_Excerpts from a dataset_
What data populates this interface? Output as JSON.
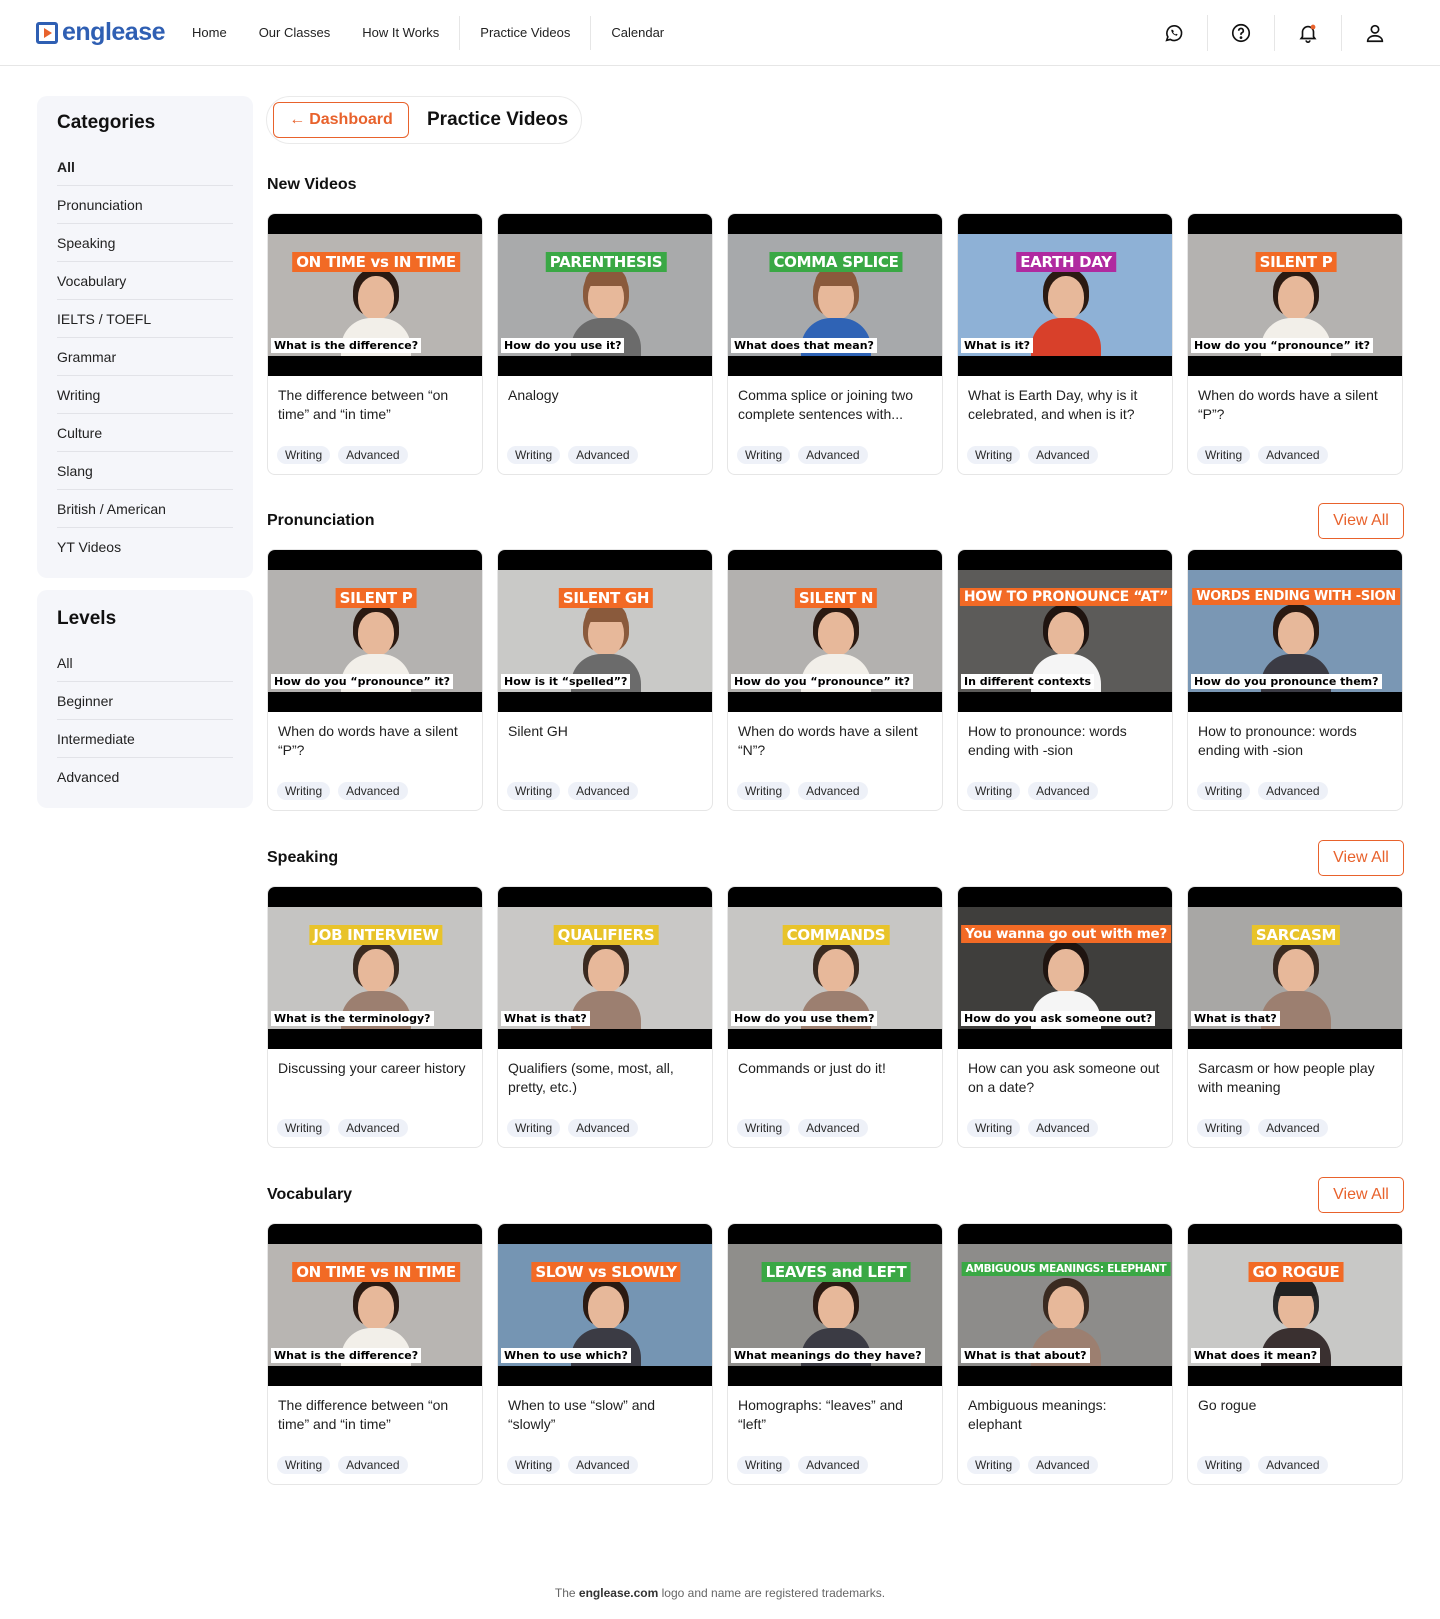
{
  "header": {
    "logo": "englease",
    "nav": [
      "Home",
      "Our Classes",
      "How It Works",
      "Practice Videos",
      "Calendar"
    ]
  },
  "sidebar": {
    "categories_title": "Categories",
    "categories": [
      "All",
      "Pronunciation",
      "Speaking",
      "Vocabulary",
      "IELTS / TOEFL",
      "Grammar",
      "Writing",
      "Culture",
      "Slang",
      "British / American",
      "YT Videos"
    ],
    "levels_title": "Levels",
    "levels": [
      "All",
      "Beginner",
      "Intermediate",
      "Advanced"
    ]
  },
  "breadcrumb": {
    "back_label": "Dashboard",
    "title": "Practice Videos"
  },
  "view_all_label": "View All",
  "sections": [
    {
      "title": "New Videos",
      "cards": [
        {
          "banner": "ON TIME vs IN TIME",
          "banner_color": "#f26a25",
          "question": "What is the difference?",
          "title": "The difference between “on time” and “in time”",
          "tags": [
            "Writing",
            "Advanced"
          ],
          "person": "woman",
          "bg": "#b8b5b2"
        },
        {
          "banner": "PARENTHESIS",
          "banner_color": "#3aa845",
          "question": "How do you use it?",
          "title": "Analogy",
          "tags": [
            "Writing",
            "Advanced"
          ],
          "person": "man-cap",
          "bg": "#a9aaab"
        },
        {
          "banner": "COMMA SPLICE",
          "banner_color": "#3aa845",
          "question": "What does that mean?",
          "title": "Comma splice or joining two complete sentences with...",
          "tags": [
            "Writing",
            "Advanced"
          ],
          "person": "man-cap-blue",
          "bg": "#a7a9ab"
        },
        {
          "banner": "EARTH DAY",
          "banner_color": "#b02aa0",
          "question": "What is it?",
          "title": "What is Earth Day, why is it celebrated, and when is it?",
          "tags": [
            "Writing",
            "Advanced"
          ],
          "person": "woman-red",
          "bg": "#8eb1d6"
        },
        {
          "banner": "SILENT P",
          "banner_color": "#f26a25",
          "question": "How do you “pronounce” it?",
          "title": "When do words have a silent “P”?",
          "tags": [
            "Writing",
            "Advanced"
          ],
          "person": "woman",
          "bg": "#b4b2b0"
        }
      ]
    },
    {
      "title": "Pronunciation",
      "cards": [
        {
          "banner": "SILENT P",
          "banner_color": "#f26a25",
          "question": "How do you “pronounce” it?",
          "title": "When do words have a silent “P”?",
          "tags": [
            "Writing",
            "Advanced"
          ],
          "person": "woman",
          "bg": "#b4b2b0"
        },
        {
          "banner": "SILENT GH",
          "banner_color": "#f26a25",
          "question": "How is it “spelled”?",
          "title": "Silent GH",
          "tags": [
            "Writing",
            "Advanced"
          ],
          "person": "man-cap",
          "bg": "#c9c9c7"
        },
        {
          "banner": "SILENT N",
          "banner_color": "#f26a25",
          "question": "How do you “pronounce” it?",
          "title": "When do words have a silent “N”?",
          "tags": [
            "Writing",
            "Advanced"
          ],
          "person": "woman",
          "bg": "#b3b1af"
        },
        {
          "banner": "HOW TO PRONOUNCE “AT”",
          "banner_color": "#f26a25",
          "question": "In different contexts",
          "title": "How to pronounce: words ending with -sion",
          "tags": [
            "Writing",
            "Advanced"
          ],
          "person": "woman-white",
          "bg": "#5c5b59"
        },
        {
          "banner": "WORDS ENDING WITH -SION",
          "banner_color": "#f26a25",
          "question": "How do you pronounce them?",
          "title": "How to pronounce: words ending with -sion",
          "tags": [
            "Writing",
            "Advanced"
          ],
          "person": "woman-dark",
          "bg": "#7a97b4"
        }
      ]
    },
    {
      "title": "Speaking",
      "cards": [
        {
          "banner": "JOB INTERVIEW",
          "banner_color": "#e8c32a",
          "question": "What is the terminology?",
          "title": "Discussing your career history",
          "tags": [
            "Writing",
            "Advanced"
          ],
          "person": "man",
          "bg": "#c5c4c2"
        },
        {
          "banner": "QUALIFIERS",
          "banner_color": "#e8c32a",
          "question": "What is that?",
          "title": "Qualifiers (some, most, all, pretty, etc.)",
          "tags": [
            "Writing",
            "Advanced"
          ],
          "person": "man",
          "bg": "#c9c8c6"
        },
        {
          "banner": "COMMANDS",
          "banner_color": "#e8c32a",
          "question": "How do you use them?",
          "title": "Commands or just do it!",
          "tags": [
            "Writing",
            "Advanced"
          ],
          "person": "man",
          "bg": "#c7c6c4"
        },
        {
          "banner": "You wanna go out with me?",
          "banner_color": "#f26a25",
          "question": "How do you ask someone out?",
          "title": "How can you ask someone out on a date?",
          "tags": [
            "Writing",
            "Advanced"
          ],
          "person": "woman-white",
          "bg": "#3f3e3c"
        },
        {
          "banner": "SARCASM",
          "banner_color": "#e8c32a",
          "question": "What is that?",
          "title": "Sarcasm or how people play with meaning",
          "tags": [
            "Writing",
            "Advanced"
          ],
          "person": "man",
          "bg": "#a8a7a5"
        }
      ]
    },
    {
      "title": "Vocabulary",
      "cards": [
        {
          "banner": "ON TIME vs IN TIME",
          "banner_color": "#f26a25",
          "question": "What is the difference?",
          "title": "The difference between “on time” and “in time”",
          "tags": [
            "Writing",
            "Advanced"
          ],
          "person": "woman",
          "bg": "#b8b5b2"
        },
        {
          "banner": "SLOW vs SLOWLY",
          "banner_color": "#f26a25",
          "question": "When to use which?",
          "title": "When to use “slow” and “slowly”",
          "tags": [
            "Writing",
            "Advanced"
          ],
          "person": "woman-dark",
          "bg": "#7595b3"
        },
        {
          "banner": "LEAVES and LEFT",
          "banner_color": "#3aa845",
          "question": "What meanings do they have?",
          "title": "Homographs: “leaves” and “left”",
          "tags": [
            "Writing",
            "Advanced"
          ],
          "person": "woman-dark",
          "bg": "#8f8e8b"
        },
        {
          "banner": "AMBIGUOUS MEANINGS: ELEPHANT",
          "banner_color": "#3aa845",
          "question": "What is that about?",
          "title": "Ambiguous meanings: elephant",
          "tags": [
            "Writing",
            "Advanced"
          ],
          "person": "man",
          "bg": "#8d8c8a"
        },
        {
          "banner": "GO ROGUE",
          "banner_color": "#f26a25",
          "question": "What does it mean?",
          "title": "Go rogue",
          "tags": [
            "Writing",
            "Advanced"
          ],
          "person": "man-cap-dark",
          "bg": "#c8c8c6"
        }
      ]
    }
  ],
  "footer": {
    "prefix": "The",
    "brand": "englease.com",
    "suffix": "logo and name are registered trademarks."
  }
}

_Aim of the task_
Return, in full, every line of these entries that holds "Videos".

_Answer box_
      "Practice Videos",
      "YT Videos"
    "title": "Practice Videos"
      "title": "New Videos",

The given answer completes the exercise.